Een stukje dat we gewoon gaan kopiëren omdat het te mooi is om te vertalen...
Maria of Pozzuoli
from "The Voice of the Middle Ages in Personal Letters 1100-1500" Edited by Catherine Moriarty ISBN 1 85291 051 8, Lennard Publishing.
"From Petrarch to Cardinal Giovanni Colonna. 23 November 1343
Of all the wonders of God,'who alone doeth great wonders,' he has made nothing on earth more marvelous than man. Of all we saw that day, of all this letter will report, the most remarkable was a mighty woman of Pozzuoli, sturdy in body and soul. her name is Maria, and to suit her name she has the merit of virginity. Though she is constantly among men, usually soldiers, the general opinion holds that she has never suffered any attaint to her chastity, whether in jest or earnest. Men are put off, they say, more by fear than respect.
Her body is military rather than maidenly, her strength is such as any hardened soldier might wish for, her skill and deftness unusual, her age at its prime, her appearance and endeavor that of a strong man. She cares not for charms but for arms; not for arts and crafts but for darts and shafts; her face bears no trace of kisses and lascivious caresses, but is ennobled by wounds and scars. Her first love is for weapons, her soul defies death and the sword.
She helps wage an inherited local war, in which many have perished on both sides. Sometimes alone, often with a few companions, she has raided the enemy, always, up to the present, victoriously. First into battle, slow to withdraw, she attacks aggressively, practises skilful feints. She bears with incredible patience hunger, thirst, cold, heat, lack of sleep, weariness; she passes nights in the open, under arms; she sleeps on the ground, counting herself lucky to have a turf or a shield for pillow.
She has changed much in a short time, thanks to her constant hardships. I saw her a few years ago, when my youthful longing for glory brought me to Rome and Naples and the king of Sicily. She was then weaponless; but I was amazed when she came to greet me today heavily armed, in a group of soldiers. I returned her greeting as to a man I didn't know. Then she laughed, and at the nudging of my companions I looked at her more closely; and I barely recognized the wild, primitive face of the maiden under her helmet.
They tell many fabulous stories about her; I shall relate what I saw. A number of stout fellows with military training happen to have come here from various quarters. (They were diverted from another expedition.) When they heard about this woman they were anxious to test her powers. So a great crowd of us went up to the castle of Pozzuoli. She was alone, walking up and down in front of the church, apparently just thinking. She was not at all disturbed by our arrival. We begged her to give us some example of her strength. After making many excuses on account of an injury to her arm, she finally sent for a heavy stone and an iron bar. She then threw them before us, and challenged anyone to pick them up and try a cast. To cut the story short, there was a long, well-fought competition, while she stood aside and silently judged the contestants. Finally, making an easy cast, she so far outdistanced the others that everyone was amazed, and I was really ashamed. So we left, hardly believing our eyes, thinking we must have been victims of an illusion.

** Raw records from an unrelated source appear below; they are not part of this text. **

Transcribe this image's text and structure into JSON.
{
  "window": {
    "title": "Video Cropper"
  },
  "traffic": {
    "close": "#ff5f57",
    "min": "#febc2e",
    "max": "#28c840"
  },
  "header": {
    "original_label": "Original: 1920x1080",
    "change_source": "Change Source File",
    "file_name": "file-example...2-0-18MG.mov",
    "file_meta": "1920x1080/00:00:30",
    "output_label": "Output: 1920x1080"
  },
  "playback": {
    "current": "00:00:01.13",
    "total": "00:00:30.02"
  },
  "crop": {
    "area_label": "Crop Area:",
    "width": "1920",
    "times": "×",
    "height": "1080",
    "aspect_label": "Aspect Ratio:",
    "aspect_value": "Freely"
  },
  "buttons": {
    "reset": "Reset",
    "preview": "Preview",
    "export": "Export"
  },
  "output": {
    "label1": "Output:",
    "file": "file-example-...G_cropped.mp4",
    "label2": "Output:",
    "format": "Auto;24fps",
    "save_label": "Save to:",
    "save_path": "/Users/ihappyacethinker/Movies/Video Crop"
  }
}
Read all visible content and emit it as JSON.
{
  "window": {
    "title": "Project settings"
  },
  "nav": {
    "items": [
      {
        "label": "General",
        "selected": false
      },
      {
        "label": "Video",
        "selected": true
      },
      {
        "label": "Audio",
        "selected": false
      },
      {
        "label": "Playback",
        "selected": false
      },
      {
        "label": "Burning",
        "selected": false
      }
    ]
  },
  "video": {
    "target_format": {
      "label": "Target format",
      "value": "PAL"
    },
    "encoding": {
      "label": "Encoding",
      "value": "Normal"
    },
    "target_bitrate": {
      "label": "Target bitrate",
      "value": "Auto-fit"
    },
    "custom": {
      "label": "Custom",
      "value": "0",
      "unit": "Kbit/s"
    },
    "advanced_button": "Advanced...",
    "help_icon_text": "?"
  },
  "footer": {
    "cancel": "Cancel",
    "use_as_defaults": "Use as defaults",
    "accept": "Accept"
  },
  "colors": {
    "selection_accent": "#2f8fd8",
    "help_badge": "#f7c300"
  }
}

The story goes that Robert [of Naples], that noblest of kings, was once sailing along these shores with a great fleet, and, tempted by the stories of this woman, he came ashore at Pozzuoli only to see her. This does not seem very likely, since, living so nearby, it would seem easier for him to summon her. But perhaps he landed for some other reason and was eager to inspect this great novelty. He has a very curious mind.
Let the tale-tellers bear the responsibility for the truth of this story, as of many others we have heard. For me the sight of this woman makes more credible not only the tales of the Amazons and their famous feminine kingdom, but also those of the Italian virgin warriors, led by Camilla, whose name is celebrated above all. For what hinders us from believing of many what I could hardly have credited of one, if I had not seen it? And that ancient Camilla was born not far from here, at Piperno, at the time of the fall of Troy; while our modern girl was born at Pozzuoli. I wanted to give you this report in my little letter.
Farewell and Prosper."
(info given by Jim Deakin)